Transfer Pricing Audits: What should taxpayers expect?
It is a matter of when and not if, for a taxpayer engaged in related party transactions and which has submitted its transfer pricing (TP) returns to Federal Inland Revenue Service (FIRS), to receive either request for documentation as a prelude to a formal audit notification process or outright notification for a TP audit from FIRS.
Most companies that have 31 December year-ends have completed their second cycle of submission of TP returns to FIRS. They are now simply waiting for feedback from FIRS on those returns and quietly hoping that there will be no TP adjustments resulting in additional tax liability.
According to Eduardo Baistrocchi, there are six broad stages that countries generally go through in the evolution of their TP Dispute resolution process. These are:
Stage 1 – the period when the tax jurisdictions had only formal companies’ income tax laws without TP legislations and no TP disputes were initiated by the tax administrators
Stage 2 – period when TP disputes started to arise between tax administrators and taxpayers bordering on the arm’s length principle (ALP)
Stage 3 – period of enactment of formal TP legislations introducing the ALP into the local legislature
Stage 4 – period when TP disputes bordering on the ALP and TP regulations were not litigated but were resolved at the tax administration level
Stage 5(1) – pre mutual agreement procedures (MAPs) and advance pricing agreements (APAs) regime when TP disputes were resolved through litigations,
Stage 5(2) resolution of TP disputes in non-litigious administrative procedures through use of APAs and MAPs
Stage 6 – resolution of TP disputes through MAPs and APAs, with infrequent litigations.
The introduction of the Nigerian TP Regulations in 2012 would imply that the country bye-passed stage 2 of the evolutionary process in moving to stage 3. It may also be safely assumed that FIRS has transited into stages 4 and/or 5 as stated above given the wave of TP audits it has initiated on both local and foreign enterprises.
It is expedient for stakeholders to always bear in mind that every taxpayer with related party transactions or affiliations will be tax audited for TP purposes sooner or later, depending on the selection criteria or model adopted by FIRS.
Tax administrators normally select cases for TP audits/enquiries based on effective risk identification and assessment using system-based data analytic methods in identifying and selecting specific cases of higher-risk taxpayers for TP audits.
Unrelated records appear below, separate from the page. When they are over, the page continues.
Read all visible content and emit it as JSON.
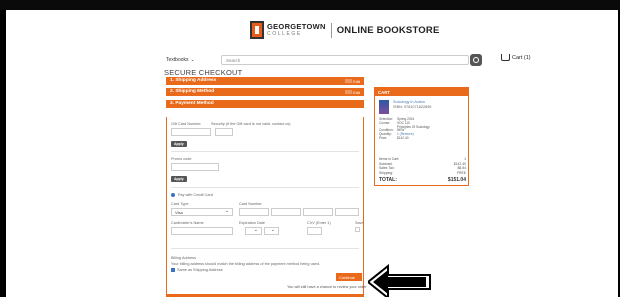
{
  "browser": {
    "left": "",
    "right": ""
  },
  "brand": {
    "name": "GEORGETOWN",
    "subname": "COLLEGE",
    "store": "ONLINE BOOKSTORE"
  },
  "nav": {
    "textbooks": "Textbooks",
    "search_placeholder": "Search",
    "cart": "Cart (1)"
  },
  "page_title": "SECURE CHECKOUT",
  "steps": [
    {
      "label": "1. Shipping Address",
      "edit": "Edit"
    },
    {
      "label": "2. Shipping Method",
      "edit": "Edit"
    },
    {
      "label": "3. Payment Method"
    }
  ],
  "payment": {
    "gift_card_label": "Gift Card Number",
    "gift_card_note": "Security (If the Gift card is not valid, contact us)",
    "apply1": "Apply",
    "promo_label": "Promo code",
    "apply2": "Apply",
    "pay_with": "Pay with Credit Card",
    "card_type_label": "Card Type",
    "card_type_value": "Visa",
    "card_number_label": "Card Number",
    "cardholder_label": "Cardholder's Name",
    "exp_label": "Expiration Date",
    "cvv_label": "CVV (Enter 1)",
    "save_label": "Save",
    "billing_title": "Billing Address",
    "billing_text": "Your billing address should match the billing address of the payment method being used.",
    "same_as_shipping": "Same as Shipping Address",
    "continue": "Continue",
    "note": "You will still have a chance to review your order"
  },
  "cart": {
    "header": "CART",
    "item_title": "Sociology in Action",
    "item_isbn": "ISBN: 9781071822899",
    "meta": [
      {
        "k": "Selection:",
        "v": "Spring 2024"
      },
      {
        "k": "Course:",
        "v": "SOC 110"
      },
      {
        "k": "",
        "v": "Principles Of Sociology"
      },
      {
        "k": "Condition:",
        "v": "NEW"
      },
      {
        "k": "Quantity:",
        "v": "1 (Remove)"
      },
      {
        "k": "Price:",
        "v": "$142.40"
      }
    ],
    "items_label": "Items in Cart:",
    "items_count": "1",
    "subtotal_label": "Subtotal:",
    "subtotal": "$142.40",
    "tax_label": "Sales Tax:",
    "tax": "$8.54",
    "shipping_label": "Shipping:",
    "shipping": "FREE",
    "total_label": "TOTAL:",
    "total": "$151.04"
  },
  "colors": {
    "accent": "#e96a1b",
    "link": "#4a7ab7",
    "radio": "#3b73c4"
  },
  "icons": [
    "search-icon",
    "cart-icon",
    "chevron-down-icon",
    "arrow-icon"
  ]
}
The selection may also be routine every few years based on criteria such as industry or sector groupings, locations etc., notwithstanding if specific risks have been identified or not.
Generally, triggers for TP audits include compliance level of TP obligations, value of related party transactions, loss making entities or winding down of business, trade with entities in tax havens or constantly reported low profit margins.
FIRS may obtain Information relating to these risk factors through its collaboration with other government regulatory agencies like the National Office for Technology Acquisition and Promotion (NOTAP), the Nigerian Customs Services (NCS), Ministry of Finance, Central Bank of Nigeria (CBN), etc. It may also obtain them from TP Returns filed by taxpayers.
Irrespective of the selection criteria however, any company with related party transaction may be selected for audit. In the course of the TP audit, the taxpayer would usually be required to provide additional information and documents such as contract agreements, trial balance, invoices, expatriate information, etc.
Taxpayers and their business managers therefore need to take adequate steps to develop a robust TP compliance process and effectively prepare for FIRS TP audits. An immediate step in this direction would be to ensure appropriate TP policies – which are compliant with Nigerian TP regulations and international guidelines – are in place, as well as processes for periodic internal reviews to determine the level of compliance with the policies. This will afford the company the opportunity of updating the policies to take into account any changes that may have occurred in any particular accounting period or year of assessment.
Consequently, these managers need to have and demonstrate adequate knowledge of group and local company’s business operations, value chain, value propositions and pricing arrangements by local management staff. This will prevent avoidable exposure of the taxpayer to wrongful TP audit adjustments and assessments arising from a TP audit exercise.
The responsibility to provide accurate explanation and justification of related party policies and arrangements rests squarely on taxpayers and their business managers. This responsibility ultimately implies the duty to cooperate fully with FIRS. And if this responsibility is not adequately discharged to the satisfaction of FIRS, no taxpayer should blame FIRS where it resolves inconsistencies, ambiguities or paucity of information against them.